(ASSIGNMENT) Output each entry verbatim.

(DATA EXTRACTS)
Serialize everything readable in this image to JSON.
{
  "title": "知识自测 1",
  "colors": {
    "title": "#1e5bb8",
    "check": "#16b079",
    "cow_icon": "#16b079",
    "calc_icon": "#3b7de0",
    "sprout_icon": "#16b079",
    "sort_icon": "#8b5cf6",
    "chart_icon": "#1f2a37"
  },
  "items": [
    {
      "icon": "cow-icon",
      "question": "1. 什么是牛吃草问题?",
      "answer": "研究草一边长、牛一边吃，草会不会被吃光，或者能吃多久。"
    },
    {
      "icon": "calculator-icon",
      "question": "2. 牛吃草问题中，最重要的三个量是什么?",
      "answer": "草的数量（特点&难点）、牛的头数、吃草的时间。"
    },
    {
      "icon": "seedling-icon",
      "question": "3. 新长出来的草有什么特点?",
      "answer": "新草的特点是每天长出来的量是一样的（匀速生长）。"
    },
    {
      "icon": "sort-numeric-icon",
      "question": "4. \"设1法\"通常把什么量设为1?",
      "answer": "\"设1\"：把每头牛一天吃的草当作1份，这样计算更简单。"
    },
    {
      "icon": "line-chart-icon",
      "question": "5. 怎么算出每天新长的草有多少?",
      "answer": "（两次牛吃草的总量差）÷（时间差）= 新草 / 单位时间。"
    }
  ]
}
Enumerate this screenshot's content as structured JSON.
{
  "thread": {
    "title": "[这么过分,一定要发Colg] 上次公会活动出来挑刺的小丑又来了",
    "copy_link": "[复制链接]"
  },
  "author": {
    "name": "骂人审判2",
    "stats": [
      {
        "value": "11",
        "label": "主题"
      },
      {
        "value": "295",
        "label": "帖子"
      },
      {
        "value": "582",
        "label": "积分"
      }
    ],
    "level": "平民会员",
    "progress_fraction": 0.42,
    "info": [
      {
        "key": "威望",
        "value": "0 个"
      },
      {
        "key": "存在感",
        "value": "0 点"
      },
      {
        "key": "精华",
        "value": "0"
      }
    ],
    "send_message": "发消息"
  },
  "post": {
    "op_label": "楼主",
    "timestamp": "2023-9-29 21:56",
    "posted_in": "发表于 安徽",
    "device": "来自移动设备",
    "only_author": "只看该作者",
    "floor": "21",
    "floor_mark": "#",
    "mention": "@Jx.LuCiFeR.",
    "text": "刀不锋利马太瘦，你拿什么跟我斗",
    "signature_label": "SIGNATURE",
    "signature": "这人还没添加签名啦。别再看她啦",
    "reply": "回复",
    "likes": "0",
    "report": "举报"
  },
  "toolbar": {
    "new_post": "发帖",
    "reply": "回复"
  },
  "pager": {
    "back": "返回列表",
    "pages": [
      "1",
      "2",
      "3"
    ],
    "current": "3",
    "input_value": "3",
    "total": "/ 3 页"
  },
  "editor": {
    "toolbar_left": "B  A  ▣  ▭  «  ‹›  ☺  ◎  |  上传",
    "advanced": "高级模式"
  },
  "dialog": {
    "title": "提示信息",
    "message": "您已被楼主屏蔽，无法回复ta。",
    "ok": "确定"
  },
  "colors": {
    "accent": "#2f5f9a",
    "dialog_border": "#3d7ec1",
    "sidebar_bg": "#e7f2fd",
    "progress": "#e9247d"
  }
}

(THE COMPLETED TASK)
Serialize everything readable in this image to JSON.
{
  "title": "知识自测 1",
  "colors": {
    "title": "#1e5bb8",
    "check": "#16b079",
    "cow_icon": "#16b079",
    "calc_icon": "#3b7de0",
    "sprout_icon": "#16b079",
    "sort_icon": "#8b5cf6",
    "chart_icon": "#1f2a37"
  },
  "items": [
    {
      "icon": "cow-icon",
      "question": "1. 什么是牛吃草问题?",
      "answer": "研究草一边长、牛一边吃，草会不会被吃光，或者能吃多久。"
    },
    {
      "icon": "calculator-icon",
      "question": "2. 牛吃草问题中，最重要的三个量是什么?",
      "answer": "草的数量（特点&难点）、牛的头数、吃草的时间。"
    },
    {
      "icon": "seedling-icon",
      "question": "3. 新长出来的草有什么特点?",
      "answer": "新草的特点是每天长出来的量是一样的（匀速生长）。"
    },
    {
      "icon": "sort-numeric-icon",
      "question": "4. \"设1法\"通常把什么量设为1?",
      "answer": "\"设1\"：把每头牛一天吃的草当作1份，这样计算更简单。"
    },
    {
      "icon": "line-chart-icon",
      "question": "5. 怎么算出每天新长的草有多少?",
      "answer": "（两次牛吃草的总量差）÷（时间差）= 新草 / 单位时间。"
    }
  ]
}
Enumerate this screenshot's content as structured JSON.
{
  "thread": {
    "title": "[这么过分,一定要发Colg] 上次公会活动出来挑刺的小丑又来了",
    "copy_link": "[复制链接]"
  },
  "author": {
    "name": "骂人审判2",
    "stats": [
      {
        "value": "11",
        "label": "主题"
      },
      {
        "value": "295",
        "label": "帖子"
      },
      {
        "value": "582",
        "label": "积分"
      }
    ],
    "level": "平民会员",
    "progress_fraction": 0.42,
    "info": [
      {
        "key": "威望",
        "value": "0 个"
      },
      {
        "key": "存在感",
        "value": "0 点"
      },
      {
        "key": "精华",
        "value": "0"
      }
    ],
    "send_message": "发消息"
  },
  "post": {
    "op_label": "楼主",
    "timestamp": "2023-9-29 21:56",
    "posted_in": "发表于 安徽",
    "device": "来自移动设备",
    "only_author": "只看该作者",
    "floor": "21",
    "floor_mark": "#",
    "mention": "@Jx.LuCiFeR.",
    "text": "刀不锋利马太瘦，你拿什么跟我斗",
    "signature_label": "SIGNATURE",
    "signature": "这人还没添加签名啦。别再看她啦",
    "reply": "回复",
    "likes": "0",
    "report": "举报"
  },
  "toolbar": {
    "new_post": "发帖",
    "reply": "回复"
  },
  "pager": {
    "back": "返回列表",
    "pages": [
      "1",
      "2",
      "3"
    ],
    "current": "3",
    "input_value": "3",
    "total": "/ 3 页"
  },
  "editor": {
    "toolbar_left": "B  A  ▣  ▭  «  ‹›  ☺  ◎  |  上传",
    "advanced": "高级模式"
  },
  "dialog": {
    "title": "提示信息",
    "message": "您已被楼主屏蔽，无法回复ta。",
    "ok": "确定"
  },
  "colors": {
    "accent": "#2f5f9a",
    "dialog_border": "#3d7ec1",
    "sidebar_bg": "#e7f2fd",
    "progress": "#e9247d"
  }
}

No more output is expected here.